◆ **Action item**
Repeat the records. Match each character exactly.

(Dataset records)
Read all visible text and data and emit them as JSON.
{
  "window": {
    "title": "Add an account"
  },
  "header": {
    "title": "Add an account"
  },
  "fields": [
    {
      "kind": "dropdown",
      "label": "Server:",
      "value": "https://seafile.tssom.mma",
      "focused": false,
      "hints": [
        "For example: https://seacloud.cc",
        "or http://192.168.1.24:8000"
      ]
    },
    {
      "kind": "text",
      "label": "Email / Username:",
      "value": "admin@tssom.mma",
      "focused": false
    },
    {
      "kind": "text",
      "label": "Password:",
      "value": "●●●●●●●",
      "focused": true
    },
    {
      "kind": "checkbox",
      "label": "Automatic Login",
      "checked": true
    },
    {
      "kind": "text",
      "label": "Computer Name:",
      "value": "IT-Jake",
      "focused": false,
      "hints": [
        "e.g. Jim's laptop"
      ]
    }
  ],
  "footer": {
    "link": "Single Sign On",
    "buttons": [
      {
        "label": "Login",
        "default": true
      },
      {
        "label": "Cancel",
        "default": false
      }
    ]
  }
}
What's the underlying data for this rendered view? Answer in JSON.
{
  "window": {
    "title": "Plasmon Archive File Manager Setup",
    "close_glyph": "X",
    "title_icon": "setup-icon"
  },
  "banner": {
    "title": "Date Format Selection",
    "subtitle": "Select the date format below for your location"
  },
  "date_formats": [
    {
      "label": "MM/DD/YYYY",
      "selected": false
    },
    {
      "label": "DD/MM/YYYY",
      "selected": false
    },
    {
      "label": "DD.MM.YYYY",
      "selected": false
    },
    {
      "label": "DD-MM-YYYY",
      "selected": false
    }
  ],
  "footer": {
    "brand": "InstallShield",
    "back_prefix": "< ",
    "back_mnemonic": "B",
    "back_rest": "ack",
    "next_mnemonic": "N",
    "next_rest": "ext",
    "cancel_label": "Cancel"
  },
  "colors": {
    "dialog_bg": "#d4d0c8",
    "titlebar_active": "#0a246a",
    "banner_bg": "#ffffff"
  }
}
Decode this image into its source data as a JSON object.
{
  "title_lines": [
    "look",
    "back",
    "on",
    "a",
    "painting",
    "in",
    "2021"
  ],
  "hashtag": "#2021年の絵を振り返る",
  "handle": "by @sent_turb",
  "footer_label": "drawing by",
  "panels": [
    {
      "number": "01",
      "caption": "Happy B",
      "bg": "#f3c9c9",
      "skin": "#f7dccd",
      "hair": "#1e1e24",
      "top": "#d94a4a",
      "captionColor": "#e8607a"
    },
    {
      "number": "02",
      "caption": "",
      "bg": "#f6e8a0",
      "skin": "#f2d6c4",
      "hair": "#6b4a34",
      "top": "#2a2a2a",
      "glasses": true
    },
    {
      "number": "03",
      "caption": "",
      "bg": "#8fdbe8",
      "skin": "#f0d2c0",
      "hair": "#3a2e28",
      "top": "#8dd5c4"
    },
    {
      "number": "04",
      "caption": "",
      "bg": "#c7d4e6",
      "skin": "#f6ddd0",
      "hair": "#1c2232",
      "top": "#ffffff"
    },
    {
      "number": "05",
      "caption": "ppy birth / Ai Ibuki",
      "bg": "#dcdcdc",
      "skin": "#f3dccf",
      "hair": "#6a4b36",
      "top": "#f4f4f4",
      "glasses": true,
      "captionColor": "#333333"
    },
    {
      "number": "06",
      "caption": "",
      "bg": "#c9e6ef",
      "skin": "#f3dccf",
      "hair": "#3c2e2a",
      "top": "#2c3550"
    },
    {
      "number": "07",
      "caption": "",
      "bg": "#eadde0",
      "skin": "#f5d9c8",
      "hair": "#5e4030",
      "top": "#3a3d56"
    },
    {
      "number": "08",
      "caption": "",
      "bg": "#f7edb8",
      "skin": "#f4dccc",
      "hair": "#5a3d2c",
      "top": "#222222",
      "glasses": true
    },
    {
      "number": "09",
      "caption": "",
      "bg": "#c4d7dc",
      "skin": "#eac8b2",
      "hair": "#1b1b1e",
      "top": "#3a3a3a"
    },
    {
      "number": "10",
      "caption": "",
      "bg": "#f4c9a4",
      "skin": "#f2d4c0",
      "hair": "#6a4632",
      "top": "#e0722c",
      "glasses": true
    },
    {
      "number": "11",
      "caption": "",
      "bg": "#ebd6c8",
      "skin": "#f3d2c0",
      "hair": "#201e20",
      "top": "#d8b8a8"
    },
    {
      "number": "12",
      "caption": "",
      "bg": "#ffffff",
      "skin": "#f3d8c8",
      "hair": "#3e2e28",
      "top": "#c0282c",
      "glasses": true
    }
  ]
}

◆ **Written answer**
Read all visible text and data and emit them as JSON.
{
  "window": {
    "title": "Add an account"
  },
  "header": {
    "title": "Add an account"
  },
  "fields": [
    {
      "kind": "dropdown",
      "label": "Server:",
      "value": "https://seafile.tssom.mma",
      "focused": false,
      "hints": [
        "For example: https://seacloud.cc",
        "or http://192.168.1.24:8000"
      ]
    },
    {
      "kind": "text",
      "label": "Email / Username:",
      "value": "admin@tssom.mma",
      "focused": false
    },
    {
      "kind": "text",
      "label": "Password:",
      "value": "●●●●●●●",
      "focused": true
    },
    {
      "kind": "checkbox",
      "label": "Automatic Login",
      "checked": true
    },
    {
      "kind": "text",
      "label": "Computer Name:",
      "value": "IT-Jake",
      "focused": false,
      "hints": [
        "e.g. Jim's laptop"
      ]
    }
  ],
  "footer": {
    "link": "Single Sign On",
    "buttons": [
      {
        "label": "Login",
        "default": true
      },
      {
        "label": "Cancel",
        "default": false
      }
    ]
  }
}
What's the underlying data for this rendered view? Answer in JSON.
{
  "window": {
    "title": "Plasmon Archive File Manager Setup",
    "close_glyph": "X",
    "title_icon": "setup-icon"
  },
  "banner": {
    "title": "Date Format Selection",
    "subtitle": "Select the date format below for your location"
  },
  "date_formats": [
    {
      "label": "MM/DD/YYYY",
      "selected": false
    },
    {
      "label": "DD/MM/YYYY",
      "selected": false
    },
    {
      "label": "DD.MM.YYYY",
      "selected": false
    },
    {
      "label": "DD-MM-YYYY",
      "selected": false
    }
  ],
  "footer": {
    "brand": "InstallShield",
    "back_prefix": "< ",
    "back_mnemonic": "B",
    "back_rest": "ack",
    "next_mnemonic": "N",
    "next_rest": "ext",
    "cancel_label": "Cancel"
  },
  "colors": {
    "dialog_bg": "#d4d0c8",
    "titlebar_active": "#0a246a",
    "banner_bg": "#ffffff"
  }
}
Decode this image into its source data as a JSON object.
{
  "title_lines": [
    "look",
    "back",
    "on",
    "a",
    "painting",
    "in",
    "2021"
  ],
  "hashtag": "#2021年の絵を振り返る",
  "handle": "by @sent_turb",
  "footer_label": "drawing by",
  "panels": [
    {
      "number": "01",
      "caption": "Happy B",
      "bg": "#f3c9c9",
      "skin": "#f7dccd",
      "hair": "#1e1e24",
      "top": "#d94a4a",
      "captionColor": "#e8607a"
    },
    {
      "number": "02",
      "caption": "",
      "bg": "#f6e8a0",
      "skin": "#f2d6c4",
      "hair": "#6b4a34",
      "top": "#2a2a2a",
      "glasses": true
    },
    {
      "number": "03",
      "caption": "",
      "bg": "#8fdbe8",
      "skin": "#f0d2c0",
      "hair": "#3a2e28",
      "top": "#8dd5c4"
    },
    {
      "number": "04",
      "caption": "",
      "bg": "#c7d4e6",
      "skin": "#f6ddd0",
      "hair": "#1c2232",
      "top": "#ffffff"
    },
    {
      "number": "05",
      "caption": "ppy birth / Ai Ibuki",
      "bg": "#dcdcdc",
      "skin": "#f3dccf",
      "hair": "#6a4b36",
      "top": "#f4f4f4",
      "glasses": true,
      "captionColor": "#333333"
    },
    {
      "number": "06",
      "caption": "",
      "bg": "#c9e6ef",
      "skin": "#f3dccf",
      "hair": "#3c2e2a",
      "top": "#2c3550"
    },
    {
      "number": "07",
      "caption": "",
      "bg": "#eadde0",
      "skin": "#f5d9c8",
      "hair": "#5e4030",
      "top": "#3a3d56"
    },
    {
      "number": "08",
      "caption": "",
      "bg": "#f7edb8",
      "skin": "#f4dccc",
      "hair": "#5a3d2c",
      "top": "#222222",
      "glasses": true
    },
    {
      "number": "09",
      "caption": "",
      "bg": "#c4d7dc",
      "skin": "#eac8b2",
      "hair": "#1b1b1e",
      "top": "#3a3a3a"
    },
    {
      "number": "10",
      "caption": "",
      "bg": "#f4c9a4",
      "skin": "#f2d4c0",
      "hair": "#6a4632",
      "top": "#e0722c",
      "glasses": true
    },
    {
      "number": "11",
      "caption": "",
      "bg": "#ebd6c8",
      "skin": "#f3d2c0",
      "hair": "#201e20",
      "top": "#d8b8a8"
    },
    {
      "number": "12",
      "caption": "",
      "bg": "#ffffff",
      "skin": "#f3d8c8",
      "hair": "#3e2e28",
      "top": "#c0282c",
      "glasses": true
    }
  ]
}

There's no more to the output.